──────── Exercise inputs

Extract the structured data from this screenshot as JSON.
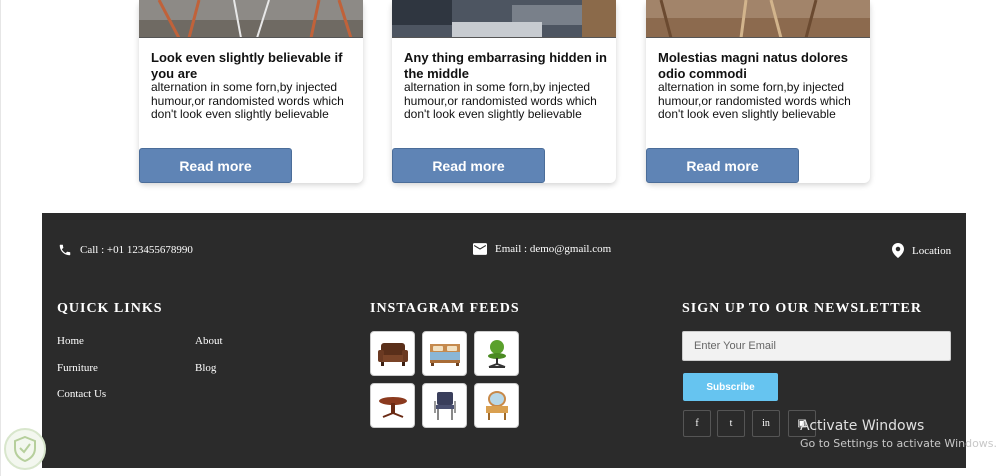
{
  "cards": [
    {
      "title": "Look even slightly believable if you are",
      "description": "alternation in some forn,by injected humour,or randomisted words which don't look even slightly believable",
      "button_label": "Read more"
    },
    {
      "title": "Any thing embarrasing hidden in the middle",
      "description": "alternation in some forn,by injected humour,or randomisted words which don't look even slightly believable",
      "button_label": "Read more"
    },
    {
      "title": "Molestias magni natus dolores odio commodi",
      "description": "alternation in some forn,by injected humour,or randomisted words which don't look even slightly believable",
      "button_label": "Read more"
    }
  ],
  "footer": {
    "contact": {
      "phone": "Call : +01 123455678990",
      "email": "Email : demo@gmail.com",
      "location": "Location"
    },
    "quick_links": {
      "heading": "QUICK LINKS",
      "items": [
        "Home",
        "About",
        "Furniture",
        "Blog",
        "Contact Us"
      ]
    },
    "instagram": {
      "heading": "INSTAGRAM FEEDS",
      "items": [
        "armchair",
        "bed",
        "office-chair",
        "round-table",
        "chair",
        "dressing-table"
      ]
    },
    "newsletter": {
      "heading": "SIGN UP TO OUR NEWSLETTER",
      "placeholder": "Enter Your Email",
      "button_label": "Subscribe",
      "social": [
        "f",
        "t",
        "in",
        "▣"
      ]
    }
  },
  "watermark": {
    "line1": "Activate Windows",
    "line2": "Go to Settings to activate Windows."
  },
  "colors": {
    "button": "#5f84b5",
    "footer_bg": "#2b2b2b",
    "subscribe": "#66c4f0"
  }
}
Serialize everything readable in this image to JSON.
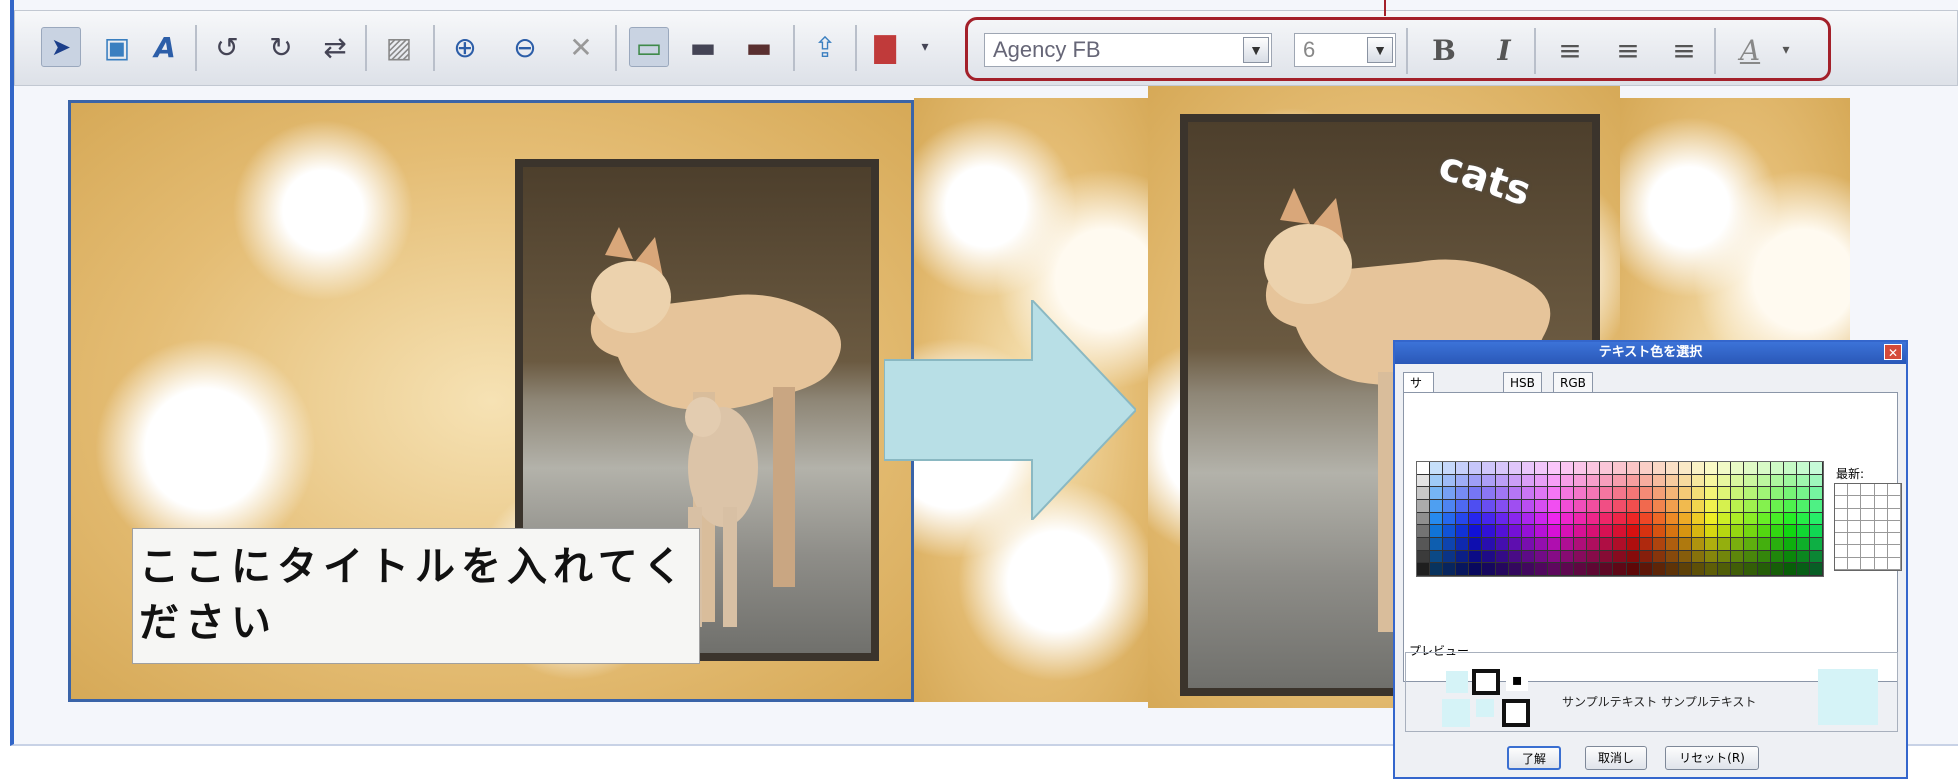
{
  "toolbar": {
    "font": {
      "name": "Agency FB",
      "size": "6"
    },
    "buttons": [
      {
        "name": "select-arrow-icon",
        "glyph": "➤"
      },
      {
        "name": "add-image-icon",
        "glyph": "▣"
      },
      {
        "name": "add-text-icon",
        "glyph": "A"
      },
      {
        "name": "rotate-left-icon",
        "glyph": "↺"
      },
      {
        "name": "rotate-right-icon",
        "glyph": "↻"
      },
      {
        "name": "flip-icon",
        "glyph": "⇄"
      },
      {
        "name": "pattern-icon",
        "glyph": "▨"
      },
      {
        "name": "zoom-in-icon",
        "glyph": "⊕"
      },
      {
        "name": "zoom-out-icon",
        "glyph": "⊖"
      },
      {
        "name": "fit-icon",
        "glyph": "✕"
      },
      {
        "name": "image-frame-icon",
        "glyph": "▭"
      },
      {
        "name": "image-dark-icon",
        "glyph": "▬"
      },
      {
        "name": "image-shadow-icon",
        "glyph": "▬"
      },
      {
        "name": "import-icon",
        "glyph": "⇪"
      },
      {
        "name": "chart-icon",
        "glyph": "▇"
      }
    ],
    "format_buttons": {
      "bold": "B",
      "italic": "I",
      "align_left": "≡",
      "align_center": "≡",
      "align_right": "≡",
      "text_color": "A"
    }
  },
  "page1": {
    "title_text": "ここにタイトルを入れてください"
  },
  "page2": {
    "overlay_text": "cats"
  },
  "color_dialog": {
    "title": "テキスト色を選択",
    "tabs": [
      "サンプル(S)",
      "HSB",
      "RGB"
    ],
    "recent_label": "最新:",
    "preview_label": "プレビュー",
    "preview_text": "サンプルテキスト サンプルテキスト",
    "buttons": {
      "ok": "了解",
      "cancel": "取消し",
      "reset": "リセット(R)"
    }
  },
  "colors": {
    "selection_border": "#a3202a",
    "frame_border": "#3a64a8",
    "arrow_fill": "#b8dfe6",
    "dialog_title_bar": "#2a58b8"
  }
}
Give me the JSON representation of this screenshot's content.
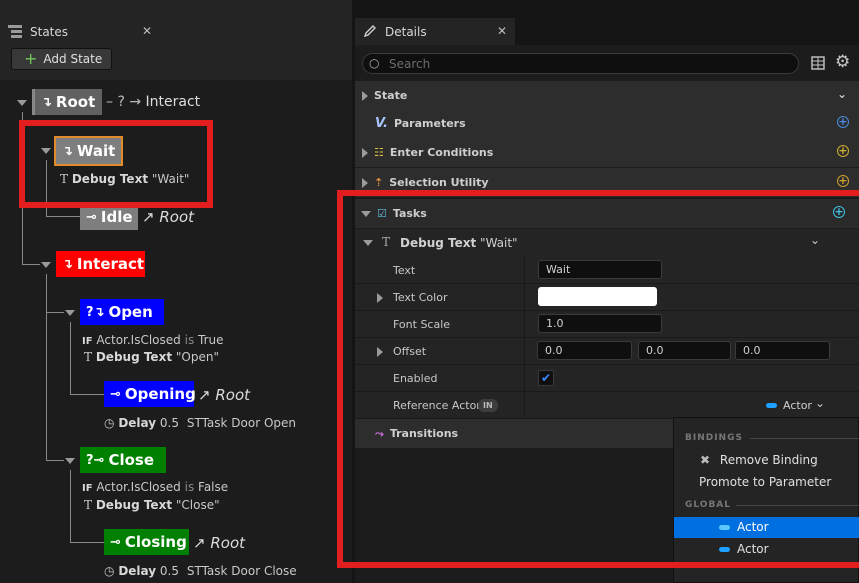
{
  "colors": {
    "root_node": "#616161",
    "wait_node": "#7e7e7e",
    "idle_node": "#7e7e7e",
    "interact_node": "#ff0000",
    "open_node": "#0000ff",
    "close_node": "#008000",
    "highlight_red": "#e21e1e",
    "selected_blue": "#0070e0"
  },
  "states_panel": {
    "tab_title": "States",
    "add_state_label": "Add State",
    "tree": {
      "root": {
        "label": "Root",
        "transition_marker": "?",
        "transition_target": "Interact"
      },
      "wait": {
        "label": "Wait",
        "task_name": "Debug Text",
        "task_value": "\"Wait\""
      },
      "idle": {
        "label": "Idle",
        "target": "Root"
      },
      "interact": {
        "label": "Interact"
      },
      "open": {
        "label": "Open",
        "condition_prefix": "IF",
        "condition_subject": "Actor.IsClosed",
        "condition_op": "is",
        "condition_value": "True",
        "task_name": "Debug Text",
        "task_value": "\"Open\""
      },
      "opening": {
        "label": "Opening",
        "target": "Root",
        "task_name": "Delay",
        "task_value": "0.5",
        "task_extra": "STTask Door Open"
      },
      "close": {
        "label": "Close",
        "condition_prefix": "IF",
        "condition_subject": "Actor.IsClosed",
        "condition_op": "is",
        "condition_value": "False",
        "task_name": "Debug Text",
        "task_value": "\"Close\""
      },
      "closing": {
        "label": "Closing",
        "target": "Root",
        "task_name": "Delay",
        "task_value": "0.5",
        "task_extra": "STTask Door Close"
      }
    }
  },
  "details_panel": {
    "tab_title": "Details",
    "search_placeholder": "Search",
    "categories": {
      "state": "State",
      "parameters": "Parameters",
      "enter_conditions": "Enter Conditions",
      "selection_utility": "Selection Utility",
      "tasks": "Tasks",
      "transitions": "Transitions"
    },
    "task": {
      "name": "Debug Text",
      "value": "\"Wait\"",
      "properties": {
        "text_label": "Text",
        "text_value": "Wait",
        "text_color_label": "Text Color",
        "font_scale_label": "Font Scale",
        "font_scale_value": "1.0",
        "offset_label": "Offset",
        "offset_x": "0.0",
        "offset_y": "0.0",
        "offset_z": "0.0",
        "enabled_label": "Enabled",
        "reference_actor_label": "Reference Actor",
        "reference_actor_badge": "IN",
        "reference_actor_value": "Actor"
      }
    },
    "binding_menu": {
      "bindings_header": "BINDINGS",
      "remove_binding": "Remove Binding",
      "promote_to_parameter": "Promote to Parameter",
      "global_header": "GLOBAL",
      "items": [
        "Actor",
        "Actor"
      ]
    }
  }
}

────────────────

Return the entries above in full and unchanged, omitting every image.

Extract the structured data from this screenshot as JSON.
{
  "cards": [
    {
      "title": "Look even slightly believable if you are",
      "description": "alternation in some forn,by injected humour,or randomisted words which don't look even slightly believable",
      "button_label": "Read more"
    },
    {
      "title": "Any thing embarrasing hidden in the middle",
      "description": "alternation in some forn,by injected humour,or randomisted words which don't look even slightly believable",
      "button_label": "Read more"
    },
    {
      "title": "Molestias magni natus dolores odio commodi",
      "description": "alternation in some forn,by injected humour,or randomisted words which don't look even slightly believable",
      "button_label": "Read more"
    }
  ],
  "footer": {
    "contact": {
      "phone": "Call : +01 123455678990",
      "email": "Email : demo@gmail.com",
      "location": "Location"
    },
    "quick_links": {
      "heading": "QUICK LINKS",
      "items": [
        "Home",
        "About",
        "Furniture",
        "Blog",
        "Contact Us"
      ]
    },
    "instagram": {
      "heading": "INSTAGRAM FEEDS",
      "items": [
        "armchair",
        "bed",
        "office-chair",
        "round-table",
        "chair",
        "dressing-table"
      ]
    },
    "newsletter": {
      "heading": "SIGN UP TO OUR NEWSLETTER",
      "placeholder": "Enter Your Email",
      "button_label": "Subscribe",
      "social": [
        "f",
        "t",
        "in",
        "▣"
      ]
    }
  },
  "watermark": {
    "line1": "Activate Windows",
    "line2": "Go to Settings to activate Windows."
  },
  "colors": {
    "button": "#5f84b5",
    "footer_bg": "#2b2b2b",
    "subscribe": "#66c4f0"
  }
}
Serialize everything readable in this image to JSON.
{
  "toolbar": {
    "font": {
      "name": "Agency FB",
      "size": "6"
    },
    "buttons": [
      {
        "name": "select-arrow-icon",
        "glyph": "➤"
      },
      {
        "name": "add-image-icon",
        "glyph": "▣"
      },
      {
        "name": "add-text-icon",
        "glyph": "A"
      },
      {
        "name": "rotate-left-icon",
        "glyph": "↺"
      },
      {
        "name": "rotate-right-icon",
        "glyph": "↻"
      },
      {
        "name": "flip-icon",
        "glyph": "⇄"
      },
      {
        "name": "pattern-icon",
        "glyph": "▨"
      },
      {
        "name": "zoom-in-icon",
        "glyph": "⊕"
      },
      {
        "name": "zoom-out-icon",
        "glyph": "⊖"
      },
      {
        "name": "fit-icon",
        "glyph": "✕"
      },
      {
        "name": "image-frame-icon",
        "glyph": "▭"
      },
      {
        "name": "image-dark-icon",
        "glyph": "▬"
      },
      {
        "name": "image-shadow-icon",
        "glyph": "▬"
      },
      {
        "name": "import-icon",
        "glyph": "⇪"
      },
      {
        "name": "chart-icon",
        "glyph": "▇"
      }
    ],
    "format_buttons": {
      "bold": "B",
      "italic": "I",
      "align_left": "≡",
      "align_center": "≡",
      "align_right": "≡",
      "text_color": "A"
    }
  },
  "page1": {
    "title_text": "ここにタイトルを入れてください"
  },
  "page2": {
    "overlay_text": "cats"
  },
  "color_dialog": {
    "title": "テキスト色を選択",
    "tabs": [
      "サンプル(S)",
      "HSB",
      "RGB"
    ],
    "recent_label": "最新:",
    "preview_label": "プレビュー",
    "preview_text": "サンプルテキスト サンプルテキスト",
    "buttons": {
      "ok": "了解",
      "cancel": "取消し",
      "reset": "リセット(R)"
    }
  },
  "colors": {
    "selection_border": "#a3202a",
    "frame_border": "#3a64a8",
    "arrow_fill": "#b8dfe6",
    "dialog_title_bar": "#2a58b8"
  }
}
Give me the JSON representation of this screenshot's content.
{
  "colors": {
    "root_node": "#616161",
    "wait_node": "#7e7e7e",
    "idle_node": "#7e7e7e",
    "interact_node": "#ff0000",
    "open_node": "#0000ff",
    "close_node": "#008000",
    "highlight_red": "#e21e1e",
    "selected_blue": "#0070e0"
  },
  "states_panel": {
    "tab_title": "States",
    "add_state_label": "Add State",
    "tree": {
      "root": {
        "label": "Root",
        "transition_marker": "?",
        "transition_target": "Interact"
      },
      "wait": {
        "label": "Wait",
        "task_name": "Debug Text",
        "task_value": "\"Wait\""
      },
      "idle": {
        "label": "Idle",
        "target": "Root"
      },
      "interact": {
        "label": "Interact"
      },
      "open": {
        "label": "Open",
        "condition_prefix": "IF",
        "condition_subject": "Actor.IsClosed",
        "condition_op": "is",
        "condition_value": "True",
        "task_name": "Debug Text",
        "task_value": "\"Open\""
      },
      "opening": {
        "label": "Opening",
        "target": "Root",
        "task_name": "Delay",
        "task_value": "0.5",
        "task_extra": "STTask Door Open"
      },
      "close": {
        "label": "Close",
        "condition_prefix": "IF",
        "condition_subject": "Actor.IsClosed",
        "condition_op": "is",
        "condition_value": "False",
        "task_name": "Debug Text",
        "task_value": "\"Close\""
      },
      "closing": {
        "label": "Closing",
        "target": "Root",
        "task_name": "Delay",
        "task_value": "0.5",
        "task_extra": "STTask Door Close"
      }
    }
  },
  "details_panel": {
    "tab_title": "Details",
    "search_placeholder": "Search",
    "categories": {
      "state": "State",
      "parameters": "Parameters",
      "enter_conditions": "Enter Conditions",
      "selection_utility": "Selection Utility",
      "tasks": "Tasks",
      "transitions": "Transitions"
    },
    "task": {
      "name": "Debug Text",
      "value": "\"Wait\"",
      "properties": {
        "text_label": "Text",
        "text_value": "Wait",
        "text_color_label": "Text Color",
        "font_scale_label": "Font Scale",
        "font_scale_value": "1.0",
        "offset_label": "Offset",
        "offset_x": "0.0",
        "offset_y": "0.0",
        "offset_z": "0.0",
        "enabled_label": "Enabled",
        "reference_actor_label": "Reference Actor",
        "reference_actor_badge": "IN",
        "reference_actor_value": "Actor"
      }
    },
    "binding_menu": {
      "bindings_header": "BINDINGS",
      "remove_binding": "Remove Binding",
      "promote_to_parameter": "Promote to Parameter",
      "global_header": "GLOBAL",
      "items": [
        "Actor",
        "Actor"
      ]
    }
  }
}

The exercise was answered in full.